But what if another creature could produce ostensibly the same material in bulk, without all the cannibalism? Junpeng Mi’s team at Donghua University in Chinadid are moving towards that outcome using a combination of CRISPR gene editing and guided egg alterations, creating silkworms that spin silk identical to arachnids. As detailed in their paper recently published in Matter, the team’s breakthroughs have produced fibers which scientists claim are already six times tougher than bulletproof Kevlar.

[Related: A new kind of Kevlar aims to stop bullets with less material.]

In recent years, researchers have improved upon traditional silk’s durability, as well as created artificial spider silk. Even so, the latter’s manufacturing procedures weren’t great at applying a vital surface layer of lipids and glycoproteins to help the silk hold up to sunlight and humidity.

Mi’s team is the first to create silkworms whose excretions are ostensibly identical to spiders’ web material.

“Spider silk stands as a strategic resource in urgent need of exploration,” Mi said in a September 20 statement. “The exceptionally high mechanical performance of the fibers produced in this study holds significant promise in this field. This type of fiber can be utilized as surgical sutures, addressing a global demand exceeding 300 million procedures annually.”

[Related: Silkworm-inspired weaving techniques can produce better nanofibers.]

To create their silkworm-spider fibers, Mi and their fellow researchers first implanted spider silk protein genes from Araneus ventricosus, an East Asian orb-weaving spider, into silkworm DNA. From there, the team further modified the genetic makeup to ensure the transplanted proteins cooperated with silkworm glands to produce properly spun fibers.

The results went above and beyond the team’s hopes, offering a mix of high tensile strength and toughness alongside far more flexibility than anticipated. According to Mi’s team, the new silk manufacturing methods could boost advancements in biomedical engineering, aerospace technology, military capabilities, and other smart materials.
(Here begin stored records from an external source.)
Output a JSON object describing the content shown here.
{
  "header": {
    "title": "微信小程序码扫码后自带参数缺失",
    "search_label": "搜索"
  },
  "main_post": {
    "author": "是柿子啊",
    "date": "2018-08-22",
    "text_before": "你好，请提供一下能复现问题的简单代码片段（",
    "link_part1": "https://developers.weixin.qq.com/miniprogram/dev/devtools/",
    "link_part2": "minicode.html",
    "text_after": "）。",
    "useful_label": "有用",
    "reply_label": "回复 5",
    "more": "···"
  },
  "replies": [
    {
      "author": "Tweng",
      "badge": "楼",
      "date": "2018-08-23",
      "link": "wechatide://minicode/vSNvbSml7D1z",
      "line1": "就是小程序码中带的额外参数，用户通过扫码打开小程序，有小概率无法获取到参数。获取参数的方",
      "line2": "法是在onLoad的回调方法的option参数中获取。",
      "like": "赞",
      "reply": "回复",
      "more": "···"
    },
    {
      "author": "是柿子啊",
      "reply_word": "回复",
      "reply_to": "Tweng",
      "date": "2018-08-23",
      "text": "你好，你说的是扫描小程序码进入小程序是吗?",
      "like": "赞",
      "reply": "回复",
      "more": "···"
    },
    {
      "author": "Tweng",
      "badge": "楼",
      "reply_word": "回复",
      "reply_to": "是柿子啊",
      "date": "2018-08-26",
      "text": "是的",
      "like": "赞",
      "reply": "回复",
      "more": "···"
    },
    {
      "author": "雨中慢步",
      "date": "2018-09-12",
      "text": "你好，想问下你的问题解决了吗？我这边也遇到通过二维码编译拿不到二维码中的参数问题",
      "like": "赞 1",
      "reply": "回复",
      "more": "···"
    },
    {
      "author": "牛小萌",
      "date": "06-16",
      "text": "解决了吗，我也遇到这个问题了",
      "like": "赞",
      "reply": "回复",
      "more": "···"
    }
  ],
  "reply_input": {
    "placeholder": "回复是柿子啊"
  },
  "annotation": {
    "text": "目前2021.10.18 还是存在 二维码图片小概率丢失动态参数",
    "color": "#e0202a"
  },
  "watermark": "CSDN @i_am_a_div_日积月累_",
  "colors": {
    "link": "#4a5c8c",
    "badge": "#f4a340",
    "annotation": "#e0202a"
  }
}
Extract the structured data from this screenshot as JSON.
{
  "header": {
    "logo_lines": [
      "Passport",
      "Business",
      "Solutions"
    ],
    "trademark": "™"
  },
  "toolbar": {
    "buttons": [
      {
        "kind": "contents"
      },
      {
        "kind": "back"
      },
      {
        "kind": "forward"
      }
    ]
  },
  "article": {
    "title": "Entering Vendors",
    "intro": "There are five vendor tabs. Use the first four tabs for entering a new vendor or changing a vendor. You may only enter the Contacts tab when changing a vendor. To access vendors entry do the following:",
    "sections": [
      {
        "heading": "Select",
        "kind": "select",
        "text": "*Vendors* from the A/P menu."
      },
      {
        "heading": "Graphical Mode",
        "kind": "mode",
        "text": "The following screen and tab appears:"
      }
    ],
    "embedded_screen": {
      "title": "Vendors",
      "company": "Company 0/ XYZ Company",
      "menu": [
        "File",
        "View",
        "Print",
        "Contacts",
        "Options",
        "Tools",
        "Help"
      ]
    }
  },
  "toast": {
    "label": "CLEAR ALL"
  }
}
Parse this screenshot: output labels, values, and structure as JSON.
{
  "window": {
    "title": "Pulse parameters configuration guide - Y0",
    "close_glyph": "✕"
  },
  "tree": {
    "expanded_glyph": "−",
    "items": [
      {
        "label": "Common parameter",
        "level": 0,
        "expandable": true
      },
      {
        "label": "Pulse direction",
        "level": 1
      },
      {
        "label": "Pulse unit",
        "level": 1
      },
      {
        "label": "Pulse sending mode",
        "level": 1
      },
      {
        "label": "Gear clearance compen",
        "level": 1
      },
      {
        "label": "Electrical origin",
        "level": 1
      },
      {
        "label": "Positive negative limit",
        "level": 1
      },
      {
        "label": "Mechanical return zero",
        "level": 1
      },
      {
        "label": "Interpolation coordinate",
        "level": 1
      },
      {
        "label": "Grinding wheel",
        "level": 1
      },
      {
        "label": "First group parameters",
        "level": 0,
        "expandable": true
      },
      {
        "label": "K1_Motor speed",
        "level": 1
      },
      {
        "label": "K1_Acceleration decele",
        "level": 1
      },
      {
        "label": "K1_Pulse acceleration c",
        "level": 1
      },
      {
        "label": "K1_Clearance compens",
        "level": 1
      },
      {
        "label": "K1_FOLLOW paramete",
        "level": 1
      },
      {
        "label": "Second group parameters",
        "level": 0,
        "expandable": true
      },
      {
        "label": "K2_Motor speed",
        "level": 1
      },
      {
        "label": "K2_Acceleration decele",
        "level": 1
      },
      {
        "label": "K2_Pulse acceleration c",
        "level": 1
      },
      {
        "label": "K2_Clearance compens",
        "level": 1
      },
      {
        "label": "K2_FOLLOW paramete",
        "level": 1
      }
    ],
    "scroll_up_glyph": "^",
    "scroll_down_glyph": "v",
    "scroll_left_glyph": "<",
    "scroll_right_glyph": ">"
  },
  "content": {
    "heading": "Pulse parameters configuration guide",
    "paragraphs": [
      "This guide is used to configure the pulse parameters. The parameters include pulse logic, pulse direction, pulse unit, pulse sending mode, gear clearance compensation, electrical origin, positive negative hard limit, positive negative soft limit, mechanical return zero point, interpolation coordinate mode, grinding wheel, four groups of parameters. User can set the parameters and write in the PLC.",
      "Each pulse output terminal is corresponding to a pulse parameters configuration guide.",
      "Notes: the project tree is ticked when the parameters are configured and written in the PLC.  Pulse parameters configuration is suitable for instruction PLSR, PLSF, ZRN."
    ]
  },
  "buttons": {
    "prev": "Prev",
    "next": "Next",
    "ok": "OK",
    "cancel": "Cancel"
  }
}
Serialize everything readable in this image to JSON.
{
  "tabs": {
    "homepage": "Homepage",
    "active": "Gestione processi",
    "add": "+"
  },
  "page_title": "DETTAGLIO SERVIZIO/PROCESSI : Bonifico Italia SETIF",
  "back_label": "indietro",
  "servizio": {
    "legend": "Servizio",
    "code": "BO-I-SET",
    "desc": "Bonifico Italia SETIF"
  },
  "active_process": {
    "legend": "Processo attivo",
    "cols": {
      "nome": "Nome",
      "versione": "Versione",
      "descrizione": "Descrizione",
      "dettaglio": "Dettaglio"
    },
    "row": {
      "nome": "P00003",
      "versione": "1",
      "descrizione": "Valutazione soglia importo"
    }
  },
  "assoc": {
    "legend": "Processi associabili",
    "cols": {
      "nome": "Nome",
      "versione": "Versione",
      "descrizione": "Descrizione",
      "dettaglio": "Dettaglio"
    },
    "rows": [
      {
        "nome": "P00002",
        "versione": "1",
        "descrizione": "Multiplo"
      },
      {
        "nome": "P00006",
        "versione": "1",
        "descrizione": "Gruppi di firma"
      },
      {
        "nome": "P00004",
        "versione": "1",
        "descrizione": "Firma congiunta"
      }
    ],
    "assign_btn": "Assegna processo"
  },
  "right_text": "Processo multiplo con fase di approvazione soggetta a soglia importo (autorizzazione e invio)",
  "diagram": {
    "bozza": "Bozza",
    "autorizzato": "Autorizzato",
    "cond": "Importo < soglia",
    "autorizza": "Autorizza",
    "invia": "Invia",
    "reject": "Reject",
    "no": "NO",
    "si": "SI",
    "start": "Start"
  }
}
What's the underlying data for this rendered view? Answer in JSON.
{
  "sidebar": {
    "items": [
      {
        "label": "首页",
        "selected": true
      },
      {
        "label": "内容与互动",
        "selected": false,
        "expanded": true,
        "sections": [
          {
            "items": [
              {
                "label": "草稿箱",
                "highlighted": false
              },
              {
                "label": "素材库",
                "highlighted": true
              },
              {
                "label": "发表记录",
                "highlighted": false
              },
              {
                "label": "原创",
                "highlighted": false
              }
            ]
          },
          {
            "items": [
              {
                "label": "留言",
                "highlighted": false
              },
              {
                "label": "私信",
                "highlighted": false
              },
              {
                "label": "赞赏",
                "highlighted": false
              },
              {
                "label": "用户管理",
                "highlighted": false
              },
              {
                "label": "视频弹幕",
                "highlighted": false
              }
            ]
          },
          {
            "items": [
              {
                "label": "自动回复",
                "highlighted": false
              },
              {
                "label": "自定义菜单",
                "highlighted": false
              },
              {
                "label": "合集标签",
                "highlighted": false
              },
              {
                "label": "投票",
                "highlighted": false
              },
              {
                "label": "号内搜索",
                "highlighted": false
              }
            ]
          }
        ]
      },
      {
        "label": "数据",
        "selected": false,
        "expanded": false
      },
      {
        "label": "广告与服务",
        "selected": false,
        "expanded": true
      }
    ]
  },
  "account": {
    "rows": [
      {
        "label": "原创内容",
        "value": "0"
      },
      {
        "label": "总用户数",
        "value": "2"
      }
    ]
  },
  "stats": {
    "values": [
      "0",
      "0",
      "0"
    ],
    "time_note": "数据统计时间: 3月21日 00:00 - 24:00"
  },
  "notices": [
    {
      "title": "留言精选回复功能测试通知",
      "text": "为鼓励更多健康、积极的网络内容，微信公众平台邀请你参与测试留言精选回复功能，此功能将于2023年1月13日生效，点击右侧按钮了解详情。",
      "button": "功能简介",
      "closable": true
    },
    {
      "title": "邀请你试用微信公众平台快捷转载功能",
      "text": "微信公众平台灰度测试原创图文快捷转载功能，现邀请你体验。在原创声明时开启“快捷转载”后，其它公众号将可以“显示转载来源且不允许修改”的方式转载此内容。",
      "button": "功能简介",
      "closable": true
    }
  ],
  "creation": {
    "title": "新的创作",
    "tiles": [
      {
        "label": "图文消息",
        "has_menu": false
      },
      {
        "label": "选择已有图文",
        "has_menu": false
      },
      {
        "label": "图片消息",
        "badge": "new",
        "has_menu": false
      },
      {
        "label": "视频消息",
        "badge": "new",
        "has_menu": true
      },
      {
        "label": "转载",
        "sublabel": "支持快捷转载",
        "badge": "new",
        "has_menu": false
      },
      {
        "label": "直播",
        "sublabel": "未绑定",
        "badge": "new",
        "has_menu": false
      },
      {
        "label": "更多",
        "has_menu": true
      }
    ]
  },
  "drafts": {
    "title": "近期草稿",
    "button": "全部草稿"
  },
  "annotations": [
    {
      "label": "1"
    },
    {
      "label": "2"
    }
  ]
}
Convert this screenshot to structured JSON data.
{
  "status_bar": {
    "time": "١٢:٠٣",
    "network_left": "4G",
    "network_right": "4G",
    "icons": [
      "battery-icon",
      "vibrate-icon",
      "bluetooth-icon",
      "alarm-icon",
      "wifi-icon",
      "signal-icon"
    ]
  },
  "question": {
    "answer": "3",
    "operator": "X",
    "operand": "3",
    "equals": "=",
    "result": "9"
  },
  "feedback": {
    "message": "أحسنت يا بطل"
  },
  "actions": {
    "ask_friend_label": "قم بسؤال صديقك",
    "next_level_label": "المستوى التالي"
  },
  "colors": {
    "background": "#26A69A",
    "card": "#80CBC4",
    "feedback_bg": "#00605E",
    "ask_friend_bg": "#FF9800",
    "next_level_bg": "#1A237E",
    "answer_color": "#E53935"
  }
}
“This concept of ‘localization,’ introduced in this thesis, along with the proposed minimal structural model, represents a significant departure from previous research,” Mi said in their statement. “We are confident that large-scale commercialization is on the horizon.”